IDEAS home Printed from
MyIDEAS: Log in (now much improved!) to save this paper

Productivity Growth and the Trade Balance in the 1990s: the Role of Evolving Perceptions

Listed author(s):
  • Luca Guerrieri
  • Christopher Erceg

This paper examines the importance of productivity shocks in accounting for salient features of U.S. economic developments during the second half of the 1990s, including the surge in investment spending, the substantial deterioration of the trade balance, and the modest decline in inflation. We calibrate a two-country dynamic general equilibrium model and show that agents' perceptions regarding the permanence of the shocks that occurred in the late 1990s are crucial in accounting for these developments. Within a signal extraction framework, we attempt to match survey data on long-term projected output growth. Our calibrated model can account for about two-thirds of the rise in the investment share of output, and over half of the deterioration in the trade balance over this period

To our knowledge, this item is not available for download.

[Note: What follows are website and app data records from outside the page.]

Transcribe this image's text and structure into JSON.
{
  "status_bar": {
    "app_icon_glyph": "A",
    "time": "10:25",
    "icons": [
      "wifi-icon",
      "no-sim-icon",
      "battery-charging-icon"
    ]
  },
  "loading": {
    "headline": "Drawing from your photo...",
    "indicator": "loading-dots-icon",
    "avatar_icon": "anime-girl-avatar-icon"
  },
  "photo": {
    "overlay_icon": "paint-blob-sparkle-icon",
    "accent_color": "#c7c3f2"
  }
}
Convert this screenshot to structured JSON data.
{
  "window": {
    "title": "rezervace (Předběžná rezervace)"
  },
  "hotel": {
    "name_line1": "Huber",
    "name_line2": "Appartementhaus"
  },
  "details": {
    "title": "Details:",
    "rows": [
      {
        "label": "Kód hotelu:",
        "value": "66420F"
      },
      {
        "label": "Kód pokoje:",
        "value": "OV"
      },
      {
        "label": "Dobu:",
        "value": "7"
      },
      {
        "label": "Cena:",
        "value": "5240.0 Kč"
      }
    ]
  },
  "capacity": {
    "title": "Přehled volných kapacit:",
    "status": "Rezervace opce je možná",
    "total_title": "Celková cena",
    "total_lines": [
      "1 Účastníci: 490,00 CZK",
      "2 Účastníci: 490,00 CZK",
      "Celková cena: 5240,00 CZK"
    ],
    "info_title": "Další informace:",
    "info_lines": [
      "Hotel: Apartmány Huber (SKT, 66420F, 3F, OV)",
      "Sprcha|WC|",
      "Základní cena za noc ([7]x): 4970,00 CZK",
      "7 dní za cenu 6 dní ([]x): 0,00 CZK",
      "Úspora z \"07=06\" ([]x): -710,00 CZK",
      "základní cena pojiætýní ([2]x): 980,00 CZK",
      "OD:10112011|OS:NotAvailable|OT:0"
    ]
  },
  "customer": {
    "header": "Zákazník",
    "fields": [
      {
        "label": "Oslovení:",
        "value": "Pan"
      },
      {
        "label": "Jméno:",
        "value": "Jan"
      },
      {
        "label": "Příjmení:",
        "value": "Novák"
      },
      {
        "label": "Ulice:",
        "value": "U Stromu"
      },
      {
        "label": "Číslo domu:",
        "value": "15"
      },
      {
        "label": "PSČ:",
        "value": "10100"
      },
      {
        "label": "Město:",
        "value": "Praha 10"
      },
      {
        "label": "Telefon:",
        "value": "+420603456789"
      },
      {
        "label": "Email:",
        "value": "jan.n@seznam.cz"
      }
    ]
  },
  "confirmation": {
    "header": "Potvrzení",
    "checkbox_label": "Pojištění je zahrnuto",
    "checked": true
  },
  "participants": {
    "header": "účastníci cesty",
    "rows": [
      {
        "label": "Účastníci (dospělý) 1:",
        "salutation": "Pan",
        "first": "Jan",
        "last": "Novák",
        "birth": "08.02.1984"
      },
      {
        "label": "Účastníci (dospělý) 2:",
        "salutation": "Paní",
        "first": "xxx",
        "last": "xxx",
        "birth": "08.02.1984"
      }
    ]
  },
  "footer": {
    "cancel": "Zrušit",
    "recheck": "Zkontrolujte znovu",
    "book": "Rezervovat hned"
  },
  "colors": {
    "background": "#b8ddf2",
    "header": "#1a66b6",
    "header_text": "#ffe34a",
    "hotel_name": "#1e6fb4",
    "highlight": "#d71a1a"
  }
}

To find whether it is available, there are three options:
1. Check below under "Related research" whether another version of this item is available online.
2. Check on the provider's web page whether it is in fact available.
3. Perform a search for a similarly titled item that would be available.

Paper provided by Society for Economic Dynamics in its series 2004 Meeting Papers with number 719.

in new window

Date of creation: 2004
Handle: RePEc:red:sed004:719
Contact details of provider: Postal:
Society for Economic Dynamics Marina Azzimonti Department of Economics Stonybrook University 10 Nicolls Road Stonybrook NY 11790 USA

Web page:

More information through EDIRC

No references listed on IDEAS
You can help add them by filling out this form.

This item is not listed on Wikipedia, on a reading list or among the top items on IDEAS.

When requesting a correction, please mention this item's handle: RePEc:red:sed004:719. See general information about how to correct material in RePEc.

For technical questions regarding this item, or to correct its authors, title, abstract, bibliographic or download information, contact: (Christian Zimmermann)

If you have authored this item and are not yet registered with RePEc, we encourage you to do it here. This allows to link your profile to this item. It also allows you to accept potential citations to this item that we are uncertain about.

If references are entirely missing, you can add them using this form.

If the full references list an item that is present in RePEc, but the system did not link to it, you can help with this form.

If you know of missing items citing this one, you can help us creating those links by adding the relevant references in the same way as above, for each refering item. If you are a registered author of this item, you may also want to check the "citations" tab in your profile, as there may be some citations waiting for confirmation.

Please note that corrections may take a couple of weeks to filter through the various RePEc services.

This information is provided to you by IDEAS at the Research Division of the Federal Reserve Bank of St. Louis using RePEc data.